I don’t know how I’ve never reviewed this movie before. I’ve triple-checked but it’s not there. I don’t like to trend my reviews since the idea is you can just pick one to read without any sort of continuity. For the daily readers of this blog (the few, the proud…) you might have noticed that I’ve been striving to pick some new features from the horror genre and striking out. Worst timing ever, at the start of the year, where most stinkers come out. So I’m going back to titles from past years and found this film which sounds like a lock for this blog, but somehow I’ve never written about it.

(Credit: Lionsgate)

The Cabin in the Woods (2011) is directed by Drew Goddard, who wrote it with Joss Whedon. Innocent Dana (Kristen Connolly), athletic Curt (Chris Hemsworth), raunchy Jules (Anna Hutchison), class clown Marty (Fran Kranz) and nerdy Holden (Jesse Williams) are all college students and friends are spending the weekend at a very isolated cabin in the middle of nowhere. What they don’t know and we’re going to learn fast enough is that the fact that each of them is meant to fit a stereotype in a horror scenario is anything but accidental. Nor it is the fact that they’re going to stumble into a book that will include an incantation to summon something demonic.

Cut to two lab technicians (Richard Jenkins and Bradley Whitford) overseeing everything to a monitor and you realize that we’re not in your average horror story. We’re in a controlled experiment and all our characters are actually lab rats. Actually the experiment itself is supposed to be a ritual to appease… Well, you’ll find out. This story is a thick layer of meta-inception where each of our fun-seeking friends get drugged into acting as their archetypes to then getting slashed one by one. Our survivors will end up having to infiltrate the facility to discover who’s moving the strings.

It works. The behind-the-curtain look at the most over-the-top meta explanation for all horror tropes will subvert and disarm the standard horror atmosphere. The corporate environment is really another layer of horror, one of cold and desensitized look into someone else’s suffering. It might be slightly more niche, and it does require an audience that has been exposed to corporate shenanigans, so for young audiences it might go over their heads. Then again, the idea that there’s an institution that believes that it can search, protect and contain (hint, hint) forces of chaos is shown as delusional here soon enough.

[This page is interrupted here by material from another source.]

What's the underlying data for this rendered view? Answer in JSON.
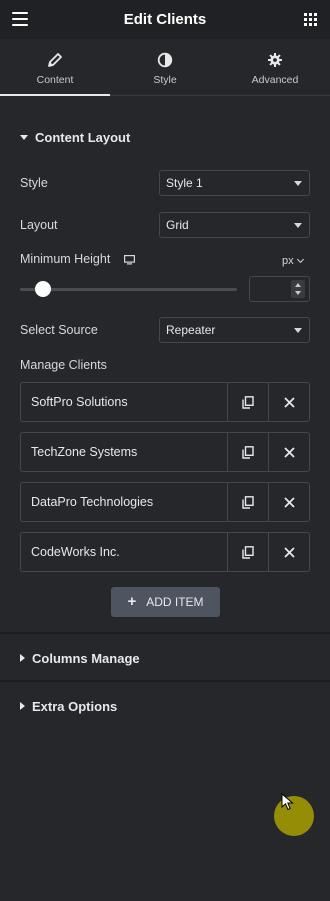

Highly recommended. If you are a fan of the sub-genre horror underneath the very thin layer of mainstream horror, this will be for you. Casual audiences will probably be lost, but I hope they can catch up after the first act. Then again, some viewers might need to go through orientation first. Definitely worth a watch.

That will do for now.